Jermaine Jenas has questioned why Tottenham would build a “big stadium” only to never “invest properly and challenge for a league title”.
The north Londoners are without a trophy since their League Cup win in 2008 and were knocked out of the FA Cup by Sheffield United on Wednesday.
The FA Cup was a great chance to end their trophy drought and a defeat to the Championship side was a bitterly disappointing result.
Tottenham’s best spell in the Premier League came between 2015-16 and 2017-18 when they finished third twice and second once.
However, since then, they have failed to finish higher than fourth.

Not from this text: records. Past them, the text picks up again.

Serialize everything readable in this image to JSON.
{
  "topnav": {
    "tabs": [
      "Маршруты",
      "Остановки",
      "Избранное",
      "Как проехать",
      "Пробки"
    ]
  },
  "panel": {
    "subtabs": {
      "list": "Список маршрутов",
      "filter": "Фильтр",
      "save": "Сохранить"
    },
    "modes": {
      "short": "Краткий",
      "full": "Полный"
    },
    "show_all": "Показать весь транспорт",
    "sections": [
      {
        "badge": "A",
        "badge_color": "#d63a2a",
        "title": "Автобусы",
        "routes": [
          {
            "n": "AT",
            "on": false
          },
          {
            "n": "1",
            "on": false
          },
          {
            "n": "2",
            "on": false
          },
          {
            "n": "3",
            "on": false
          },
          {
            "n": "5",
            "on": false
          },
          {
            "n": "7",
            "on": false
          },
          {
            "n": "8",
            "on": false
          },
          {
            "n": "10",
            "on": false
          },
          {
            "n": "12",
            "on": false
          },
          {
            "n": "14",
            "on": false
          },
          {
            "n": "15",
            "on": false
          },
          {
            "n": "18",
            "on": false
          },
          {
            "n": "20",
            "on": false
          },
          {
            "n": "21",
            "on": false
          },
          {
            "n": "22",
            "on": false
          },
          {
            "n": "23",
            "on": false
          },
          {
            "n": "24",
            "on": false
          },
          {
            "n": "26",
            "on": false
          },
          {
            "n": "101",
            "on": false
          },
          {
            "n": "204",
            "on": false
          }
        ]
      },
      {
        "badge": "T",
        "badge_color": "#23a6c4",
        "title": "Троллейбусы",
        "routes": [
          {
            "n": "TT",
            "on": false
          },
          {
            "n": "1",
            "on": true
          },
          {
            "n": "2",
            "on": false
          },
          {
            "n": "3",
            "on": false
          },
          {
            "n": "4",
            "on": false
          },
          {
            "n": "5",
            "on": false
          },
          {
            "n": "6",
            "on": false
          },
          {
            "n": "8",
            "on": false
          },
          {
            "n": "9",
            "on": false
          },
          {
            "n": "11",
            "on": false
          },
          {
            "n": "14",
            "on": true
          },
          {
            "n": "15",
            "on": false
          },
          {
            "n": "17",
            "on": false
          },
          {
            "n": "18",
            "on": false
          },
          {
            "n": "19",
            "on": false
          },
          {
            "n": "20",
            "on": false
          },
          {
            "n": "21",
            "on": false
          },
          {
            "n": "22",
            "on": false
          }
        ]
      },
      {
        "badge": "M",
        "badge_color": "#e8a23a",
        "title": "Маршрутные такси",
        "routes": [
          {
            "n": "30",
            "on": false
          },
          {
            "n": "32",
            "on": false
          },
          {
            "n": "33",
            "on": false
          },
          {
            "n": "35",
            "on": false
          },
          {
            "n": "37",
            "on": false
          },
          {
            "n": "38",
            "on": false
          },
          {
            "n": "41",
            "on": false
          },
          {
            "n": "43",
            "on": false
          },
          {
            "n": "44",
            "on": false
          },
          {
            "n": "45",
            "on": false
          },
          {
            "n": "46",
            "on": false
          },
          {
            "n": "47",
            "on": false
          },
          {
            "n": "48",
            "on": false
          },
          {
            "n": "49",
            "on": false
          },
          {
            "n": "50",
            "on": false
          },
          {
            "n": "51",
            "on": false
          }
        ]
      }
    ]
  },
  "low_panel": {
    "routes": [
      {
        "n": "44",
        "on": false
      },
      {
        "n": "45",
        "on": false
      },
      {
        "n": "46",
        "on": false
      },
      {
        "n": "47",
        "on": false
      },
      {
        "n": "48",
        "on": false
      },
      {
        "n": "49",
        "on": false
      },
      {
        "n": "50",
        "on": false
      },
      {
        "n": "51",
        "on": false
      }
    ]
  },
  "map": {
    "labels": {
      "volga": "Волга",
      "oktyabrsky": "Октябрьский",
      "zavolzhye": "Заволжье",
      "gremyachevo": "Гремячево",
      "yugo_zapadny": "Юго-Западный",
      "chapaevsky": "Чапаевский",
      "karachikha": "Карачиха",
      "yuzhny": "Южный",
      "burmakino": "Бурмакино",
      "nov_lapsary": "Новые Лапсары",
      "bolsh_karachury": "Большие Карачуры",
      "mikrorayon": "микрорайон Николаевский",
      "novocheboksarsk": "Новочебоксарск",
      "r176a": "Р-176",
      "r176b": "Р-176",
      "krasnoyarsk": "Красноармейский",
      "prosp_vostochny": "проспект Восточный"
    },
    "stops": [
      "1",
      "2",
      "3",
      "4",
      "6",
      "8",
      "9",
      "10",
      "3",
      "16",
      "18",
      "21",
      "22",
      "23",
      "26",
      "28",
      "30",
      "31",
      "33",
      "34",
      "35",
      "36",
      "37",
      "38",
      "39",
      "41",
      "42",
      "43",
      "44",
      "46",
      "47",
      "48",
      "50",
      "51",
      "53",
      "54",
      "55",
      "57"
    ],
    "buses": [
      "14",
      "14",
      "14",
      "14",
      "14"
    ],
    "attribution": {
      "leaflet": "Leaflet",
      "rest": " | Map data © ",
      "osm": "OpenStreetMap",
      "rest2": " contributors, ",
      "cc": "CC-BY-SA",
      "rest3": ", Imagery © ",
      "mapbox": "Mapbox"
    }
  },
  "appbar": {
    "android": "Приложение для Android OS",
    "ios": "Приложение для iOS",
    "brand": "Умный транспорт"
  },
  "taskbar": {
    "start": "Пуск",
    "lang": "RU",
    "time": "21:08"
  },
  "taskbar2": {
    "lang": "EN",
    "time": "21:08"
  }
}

Incidentally, Spurs finished sixth in their first full season in the Tottenham Hotspur Stadium.
Having moved into such a wonderful arena after some domestic success – albeit without the silverware to show for it – you would have expected the club to really push on and bring in some top-class players to win their first league title since 1961.
Many Spurs fans have begged the question: ‘Why would we build this stadium not to push on and compete for the biggest titles?’ and now their former player, Jenas, has asked just that.
Speaking to FourFourTwo, the former midfielder said: “I sympathise with the fans to an extent. I totally with the standpoint of ‘What’s the point in building this big stadium and having all this lovely stuff if you’re not going to invest properly and challenge for a league title?’ I think the frustration from the fans is that they seem to just half-heart everything.
“It’s like, are they ever going to get to a window, like this summer and go, ‘You know what? We need James Maddison: go and get him. We need a top goalkeeper, let’s go and compete for one.’ That never seems to happen.
“It’s always half-hearted and I think that’s where the frustration lies. You’re here now, so go: you’re very close but you’re not prepared to take that next step.”
Jenas also believes Spurs head coach Antonio Conte should leave the club if he is not “backed” by Daniel Levy.
“The uncertainty comes, though: I’m not sure Antonio Conte will be there next year,” he continued.
“You look at his career and the cycles are pretty short: he’s coming to the end of another one. I hope he stays if he’s refreshed, supported and backed. If he’s not, he should move on.”
Spurs have reached four finals since their 2008 triumph in the League Cup and finished second in the Premier League on one occasion, as mentioned prior.
They only suffered four league defeats in the season (16-17) they finished second to Chelsea and scored 86 goals on their way to accumulating as many points.
That period under Mauricio Pochettino was the best in the club’s recent history, but they seem to be falling further away from competing for a Premier League title, even with serial winner Conte at the helm.
READ MORE: Every Premier League club’s most valuable former Academy player